After talking with Colangelo during the Raptors media day it became painfully clear the Raptors front office and coaching staff don’t share the same concerns as fans and some members of the media.
“He’s 30 and there was no concern about his age,” Colangelo blurted out before the reporter could even finish his question about whether the general manager was worried about Turkoglu’s age. “I had no concerns about giving Steve Nash a five or six-year deal at the age of 30 and he far exceeded anybodies expectations.”
That’s the kind of statement that will grab the attention of Raptors fans. Heck, it will probably grab the attention of any basketball fan in Canada.
Everything seems to be sunny above Lake Ontario right now after Bryan Colangelo shook up the roster in hopes of making Bosh feel good about a long-term stay.
Former Orlando forward Hedo Turkoglu signed on, while Jarrett Jack arrived from Indiana to play two guard.
Then again, defense could be a big issue for the Raptors if they play a front line of Bosh, Turkoglu and Andrea Bargnani.
Neither Bosh nor Bargnani is much of a center, which is why Colangelo brought back Rasho Nesterovic after a one-year absence.
The bottom line seems to be if the Raptors return to the playoffs, Bosh will stick around. Toronto is a great city, after all.
If the Raptors miss the playoffs again, Bosh is liable to roam, with the Bulls and Miami likely destinations.
Chances of leaving: 50 percent
The Raptors were labeled “soft” in the frontcourt these past seasons, as with Bosh and Bargnani, the Raptors lacked a powerful body down low, but still both players have other qualities that can compensate that.
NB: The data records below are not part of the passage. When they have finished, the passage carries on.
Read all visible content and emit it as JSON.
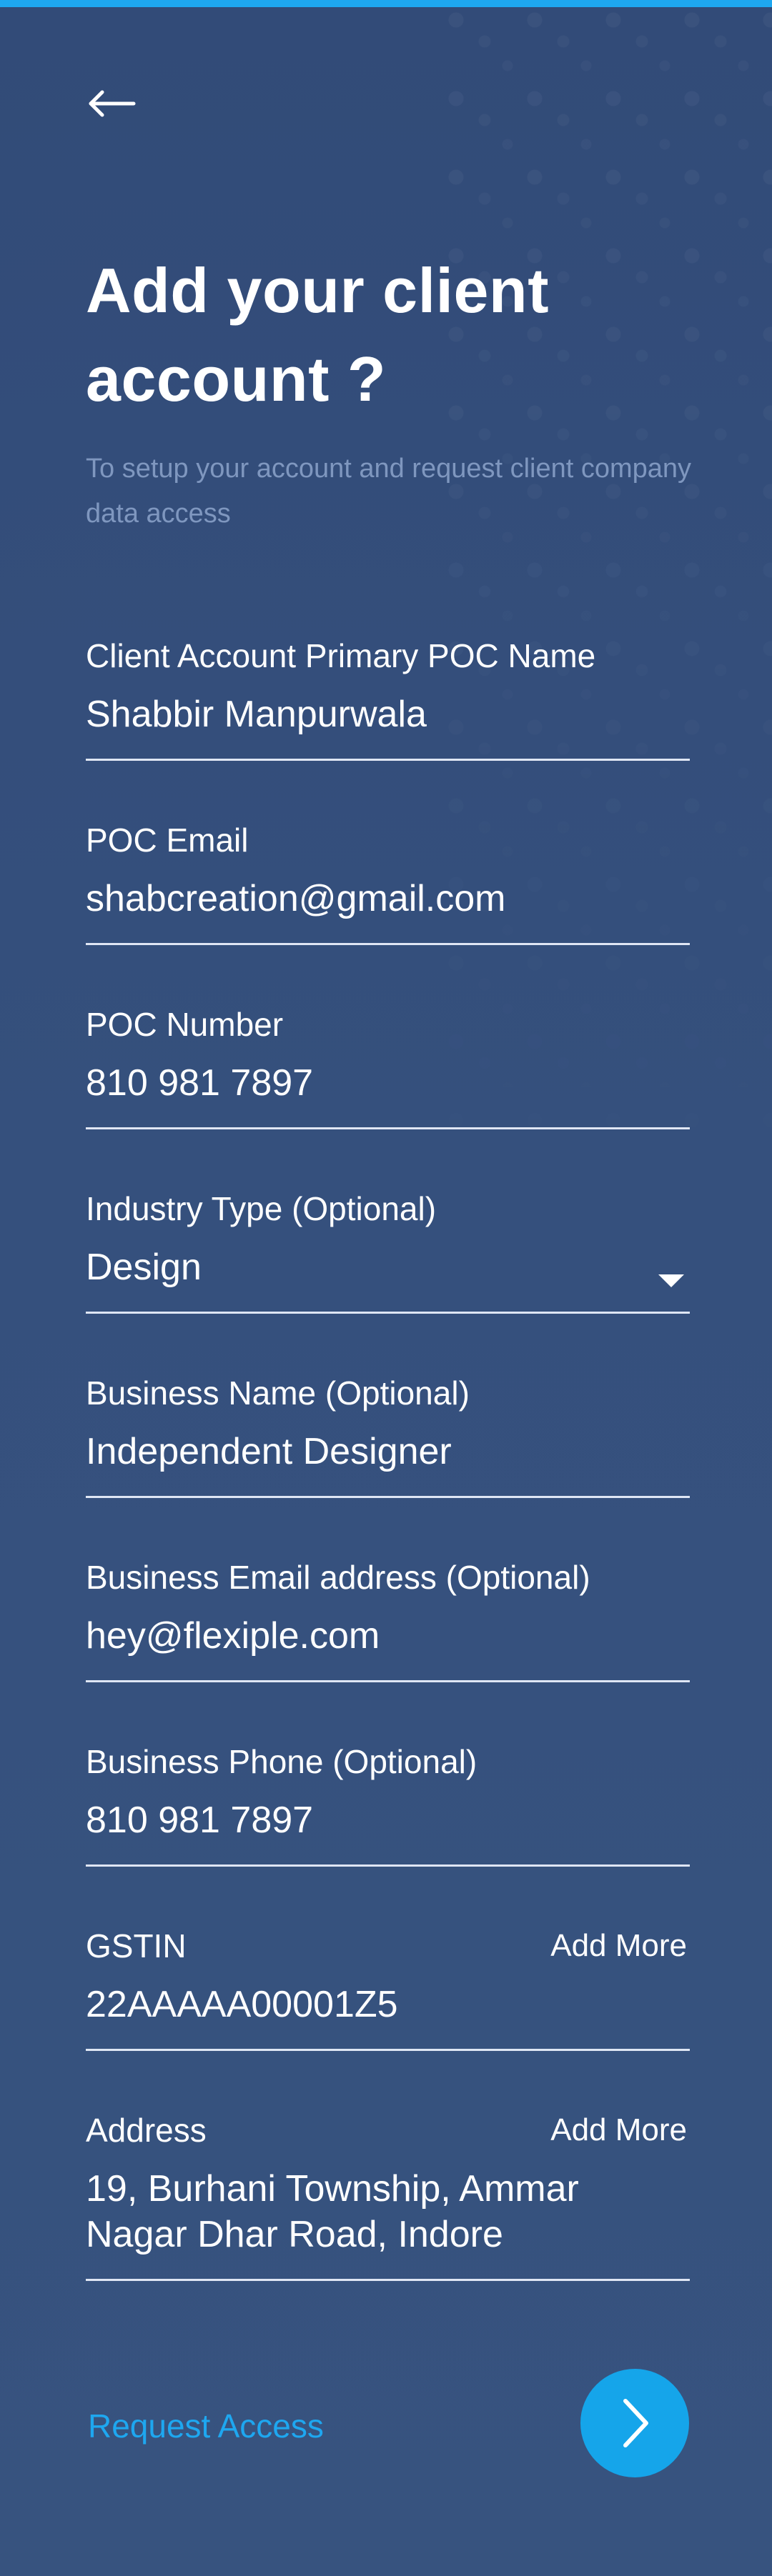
{
  "header": {
    "title": "Add your client account ?",
    "subtitle": "To setup your account and request client company data access"
  },
  "fields": [
    {
      "label": "Client Account Primary POC Name",
      "value": "Shabbir Manpurwala"
    },
    {
      "label": "POC Email",
      "value": "shabcreation@gmail.com"
    },
    {
      "label": "POC Number",
      "value": "810 981 7897"
    },
    {
      "label": "Industry Type (Optional)",
      "value": "Design"
    },
    {
      "label": "Business Name (Optional)",
      "value": "Independent Designer"
    },
    {
      "label": "Business Email address (Optional)",
      "value": "hey@flexiple.com"
    },
    {
      "label": "Business Phone (Optional)",
      "value": "810 981 7897"
    },
    {
      "label": "GSTIN",
      "value": "22AAAAA00001Z5",
      "action": "Add More"
    },
    {
      "label": "Address",
      "value": "19, Burhani Township, Ammar Nagar Dhar Road, Indore",
      "action": "Add More"
    }
  ],
  "footer": {
    "request_access": "Request Access"
  },
  "icons": {
    "back": "arrow-left-icon",
    "dropdown": "chevron-down-icon",
    "next": "arrow-right-icon"
  },
  "colors": {
    "background": "#35507d",
    "accent": "#1ea7f0",
    "text": "#ffffff",
    "subtitle": "#7f97bf",
    "divider": "#dfe6f4"
  }
}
Bosh is one of the more efficient and effective big men in the NBA. He can score on the block or he can step back and fire away from the perimeter. Also his 80% from the charity stripe is a rarity in this league for a big man. Bosh has been consistent throughout his career by averaging at least 22 points and approximately 10 rebounds per game each of his last four seasons. His 2003 draft teammates Lebron James, Carmelo Anthony and Dwayne Wade have already shined in the postseason, while Bosh has never gone further than the first round of the playoffs, so he will enter this season hungry for some success.
So what do the Raptors have to do to have the 6th best defense in the league?
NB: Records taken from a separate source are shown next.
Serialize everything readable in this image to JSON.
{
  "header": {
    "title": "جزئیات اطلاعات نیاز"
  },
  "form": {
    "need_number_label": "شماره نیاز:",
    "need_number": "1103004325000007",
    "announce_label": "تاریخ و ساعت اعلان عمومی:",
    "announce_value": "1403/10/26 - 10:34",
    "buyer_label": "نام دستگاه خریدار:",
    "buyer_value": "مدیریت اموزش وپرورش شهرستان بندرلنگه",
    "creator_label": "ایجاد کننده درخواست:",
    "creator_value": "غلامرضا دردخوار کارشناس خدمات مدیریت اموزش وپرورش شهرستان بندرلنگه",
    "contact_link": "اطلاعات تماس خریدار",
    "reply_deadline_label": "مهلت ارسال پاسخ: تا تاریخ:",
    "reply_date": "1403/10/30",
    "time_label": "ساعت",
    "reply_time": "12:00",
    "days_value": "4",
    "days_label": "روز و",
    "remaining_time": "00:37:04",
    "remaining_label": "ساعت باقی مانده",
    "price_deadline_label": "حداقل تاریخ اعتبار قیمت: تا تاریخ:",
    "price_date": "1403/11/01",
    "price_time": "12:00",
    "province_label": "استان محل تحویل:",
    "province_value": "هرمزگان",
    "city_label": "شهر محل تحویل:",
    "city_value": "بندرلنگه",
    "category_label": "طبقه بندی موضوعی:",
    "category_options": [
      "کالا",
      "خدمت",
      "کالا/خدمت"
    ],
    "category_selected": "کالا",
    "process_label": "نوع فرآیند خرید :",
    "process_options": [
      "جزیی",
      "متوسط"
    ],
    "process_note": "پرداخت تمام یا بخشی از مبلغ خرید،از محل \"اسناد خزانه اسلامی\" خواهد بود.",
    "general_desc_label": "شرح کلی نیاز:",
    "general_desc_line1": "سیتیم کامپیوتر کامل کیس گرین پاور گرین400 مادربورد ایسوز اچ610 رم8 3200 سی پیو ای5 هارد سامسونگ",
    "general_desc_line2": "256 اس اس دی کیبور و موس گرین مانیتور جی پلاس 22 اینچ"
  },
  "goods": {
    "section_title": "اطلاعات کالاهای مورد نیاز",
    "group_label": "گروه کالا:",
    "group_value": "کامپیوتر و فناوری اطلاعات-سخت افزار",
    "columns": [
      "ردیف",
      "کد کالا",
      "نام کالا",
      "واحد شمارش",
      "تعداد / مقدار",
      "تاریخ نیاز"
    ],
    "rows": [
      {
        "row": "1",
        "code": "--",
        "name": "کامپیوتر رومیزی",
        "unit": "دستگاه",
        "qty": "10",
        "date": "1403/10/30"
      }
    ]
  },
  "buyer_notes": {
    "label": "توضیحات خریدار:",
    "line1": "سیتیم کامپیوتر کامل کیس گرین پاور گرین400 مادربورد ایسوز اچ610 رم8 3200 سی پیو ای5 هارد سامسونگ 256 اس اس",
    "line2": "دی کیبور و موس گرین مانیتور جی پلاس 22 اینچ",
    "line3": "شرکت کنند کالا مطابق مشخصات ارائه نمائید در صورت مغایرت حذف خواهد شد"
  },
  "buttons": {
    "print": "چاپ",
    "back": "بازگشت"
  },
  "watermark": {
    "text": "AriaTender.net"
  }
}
1) They will have to play their best defenders Jarrett Jack, Antoine Wright, Reggie Evans, Rasho Nesterovic for a lot of minutes while limiting the bad defenders (Calderon, Bargnani) to fewer minutes.
2) The players has to be extremely disipline, tough and trust one another.
3) The team will have to sacrifice certain things like offensive rebounds so that they will always have 4 men running back to defend. Limiting opponent’s fast break oppurtunities.
4) Slow the pace down (similar to point 3)
Best Case Scenario:
Andrea’s game improves. He plays tough and he plays strong defense. His confidence continues to sky-rocket as he begins to look like a seasoned veteran. There’s even talk of an all-star appearance.
Rasho plays like Rasho. He doesn’t show signs of age. He continues to be the stable, defensive force he ’s always been.